The range of φ must be specified. The problem is that for some values of r the relationships involved may be multiple valued instead of single valued as in the case of m being an integer.

The values of c for the boundary between the stable and unstable limit points are given by:

#### c = z* - z*rwhich reduces to c = (1/r)1/(r-1)eiφ − (1/r)r/(r-1)eirφ

When φ ranges from 0 to 2π the value of z* at φ=2π is the same as at φ=0, but that is not the case for z*r. To obtain all of the values of c the range of φ would have to be such that when rφ is at an integral multiple of 2π so is φ.

#### Thus if r2π = k for k an integer k/r would also have to be an integerand for irrational r this is impossible.

For example, if m=√2 then k would have to be such that (√2/2)k would also have to be an integer; an impossibility for √2 or any other irrational number.

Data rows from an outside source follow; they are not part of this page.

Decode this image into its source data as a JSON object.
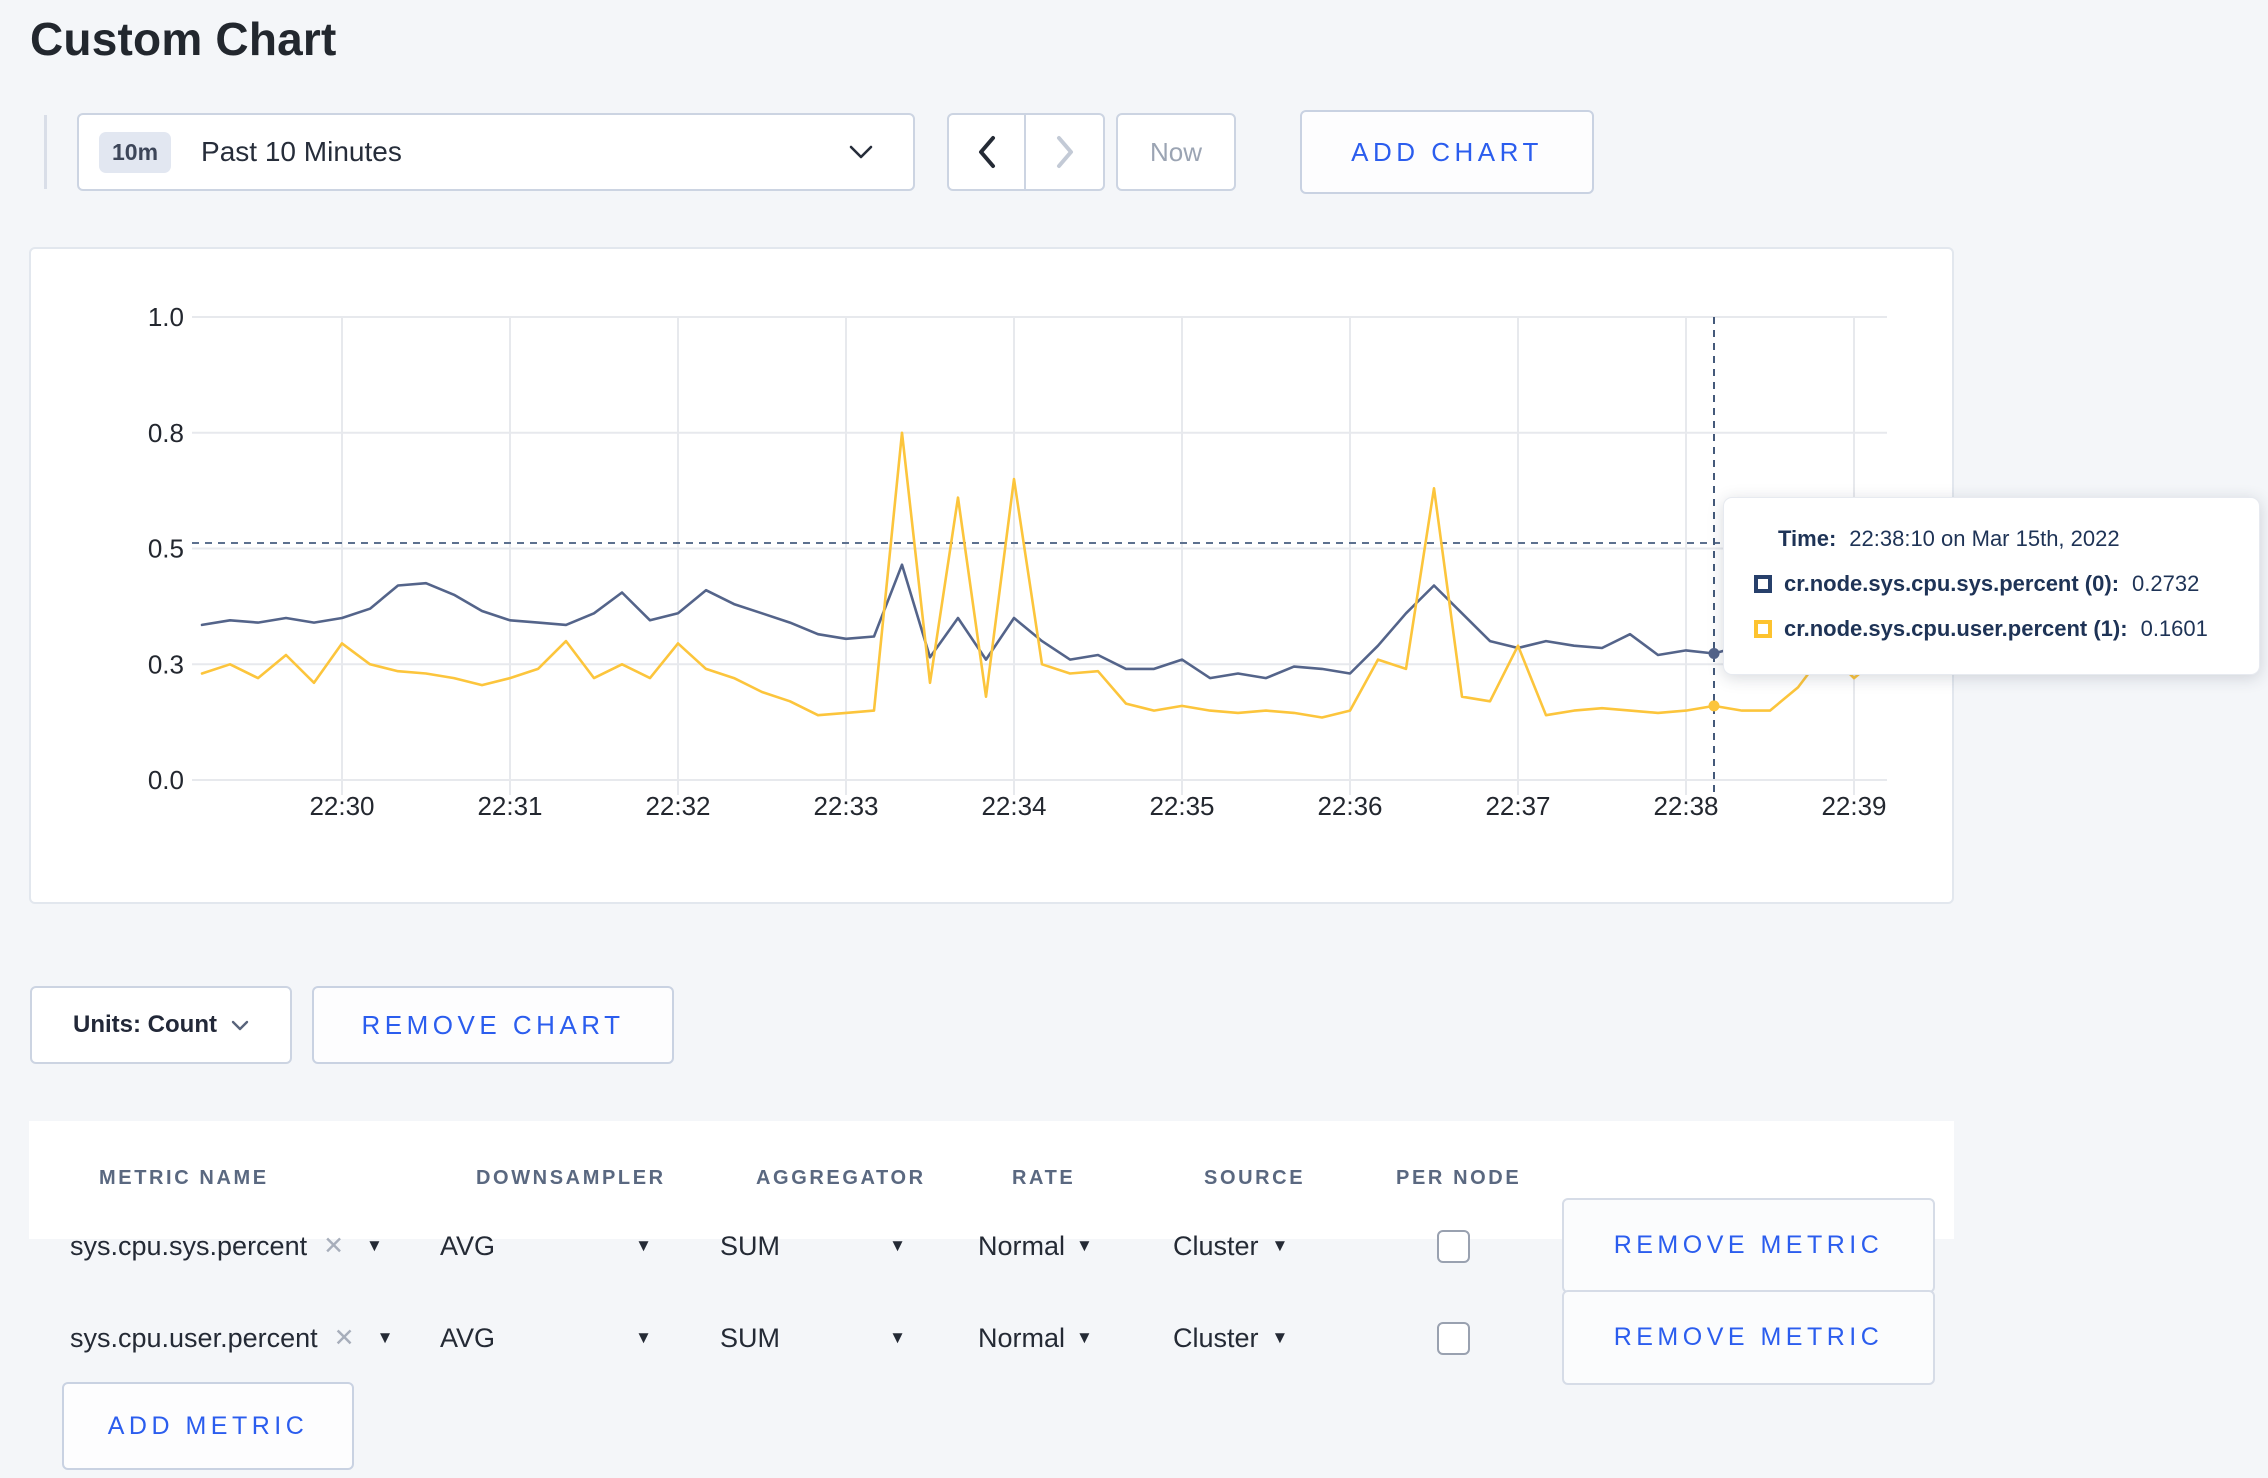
{
  "page": {
    "title": "Custom Chart",
    "background": "#f4f6f9",
    "accent_blue": "#2b5dee"
  },
  "toolbar": {
    "time_badge": "10m",
    "time_label": "Past 10 Minutes",
    "now_label": "Now",
    "add_chart_label": "ADD CHART"
  },
  "chart_controls": {
    "units_label": "Units: Count",
    "remove_chart_label": "REMOVE CHART"
  },
  "tooltip": {
    "time_label": "Time:",
    "time_value": "22:38:10 on Mar 15th, 2022",
    "series": [
      {
        "label": "cr.node.sys.cpu.sys.percent (0):",
        "value": "0.2732",
        "color": "#27406b"
      },
      {
        "label": "cr.node.sys.cpu.user.percent (1):",
        "value": "0.1601",
        "color": "#fdc32f"
      }
    ]
  },
  "chart_data": {
    "type": "line",
    "title": "",
    "xlabel": "",
    "ylabel": "",
    "ylim": [
      0,
      1
    ],
    "grid": true,
    "legend_position": "none",
    "x_tick_labels": [
      "22:30",
      "22:31",
      "22:32",
      "22:33",
      "22:34",
      "22:35",
      "22:36",
      "22:37",
      "22:38",
      "22:39"
    ],
    "y_tick_labels": [
      "0.0",
      "0.3",
      "0.5",
      "0.8",
      "1.0"
    ],
    "y_tick_positions": [
      0,
      0.25,
      0.5,
      0.75,
      1.0
    ],
    "x_start_time": "22:29:10",
    "x_interval_seconds": 10,
    "grid_color": "#e7e9ed",
    "series": [
      {
        "name": "cr.node.sys.cpu.sys.percent",
        "color": "#54648a",
        "values": [
          0.335,
          0.345,
          0.34,
          0.35,
          0.34,
          0.35,
          0.37,
          0.42,
          0.425,
          0.4,
          0.365,
          0.345,
          0.34,
          0.335,
          0.36,
          0.405,
          0.345,
          0.36,
          0.41,
          0.38,
          0.36,
          0.34,
          0.315,
          0.305,
          0.31,
          0.465,
          0.265,
          0.35,
          0.26,
          0.35,
          0.3,
          0.26,
          0.27,
          0.24,
          0.24,
          0.26,
          0.22,
          0.23,
          0.22,
          0.245,
          0.24,
          0.23,
          0.29,
          0.36,
          0.42,
          0.36,
          0.3,
          0.285,
          0.3,
          0.29,
          0.285,
          0.315,
          0.27,
          0.28,
          0.2732,
          0.29,
          0.3,
          0.31,
          0.3,
          0.295,
          0.305
        ]
      },
      {
        "name": "cr.node.sys.cpu.user.percent",
        "color": "#fcc53c",
        "values": [
          0.23,
          0.25,
          0.22,
          0.27,
          0.21,
          0.295,
          0.25,
          0.235,
          0.23,
          0.22,
          0.205,
          0.22,
          0.24,
          0.3,
          0.22,
          0.25,
          0.22,
          0.295,
          0.24,
          0.22,
          0.19,
          0.17,
          0.14,
          0.145,
          0.15,
          0.75,
          0.21,
          0.61,
          0.18,
          0.65,
          0.25,
          0.23,
          0.235,
          0.165,
          0.15,
          0.16,
          0.15,
          0.145,
          0.15,
          0.145,
          0.135,
          0.15,
          0.26,
          0.24,
          0.63,
          0.18,
          0.17,
          0.29,
          0.14,
          0.15,
          0.155,
          0.15,
          0.145,
          0.15,
          0.1601,
          0.15,
          0.15,
          0.2,
          0.28,
          0.22,
          0.27
        ]
      }
    ],
    "crosshair": {
      "point_index": 54,
      "time": "22:38:10",
      "horizontal_fraction": 0.512
    }
  },
  "metrics_table": {
    "headers": [
      "METRIC NAME",
      "DOWNSAMPLER",
      "AGGREGATOR",
      "RATE",
      "SOURCE",
      "PER NODE"
    ],
    "rows": [
      {
        "metric": "sys.cpu.sys.percent",
        "downsampler": "AVG",
        "aggregator": "SUM",
        "rate": "Normal",
        "source": "Cluster",
        "per_node_checked": false,
        "remove_label": "REMOVE METRIC"
      },
      {
        "metric": "sys.cpu.user.percent",
        "downsampler": "AVG",
        "aggregator": "SUM",
        "rate": "Normal",
        "source": "Cluster",
        "per_node_checked": false,
        "remove_label": "REMOVE METRIC"
      }
    ],
    "add_metric_label": "ADD METRIC"
  }
}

So the range of φ must be from 0 to ∞.

For r=√2 the radius of the circle for z* has to be (√2/2)1/(√2-1). The diagram below shows in red the curve for the values of c which correspond to the boundary between the stable and unstable limit point.

When the radius of the circle for z* is reduced to 0.9 of the radius of the boundary the circle of the corresponding c values (the green curve) falls within the boundary curve.

This is indicates that the main body of the Mandelbrot set for r=√2 is the area enclosed by the outer curve.

(To be continued.)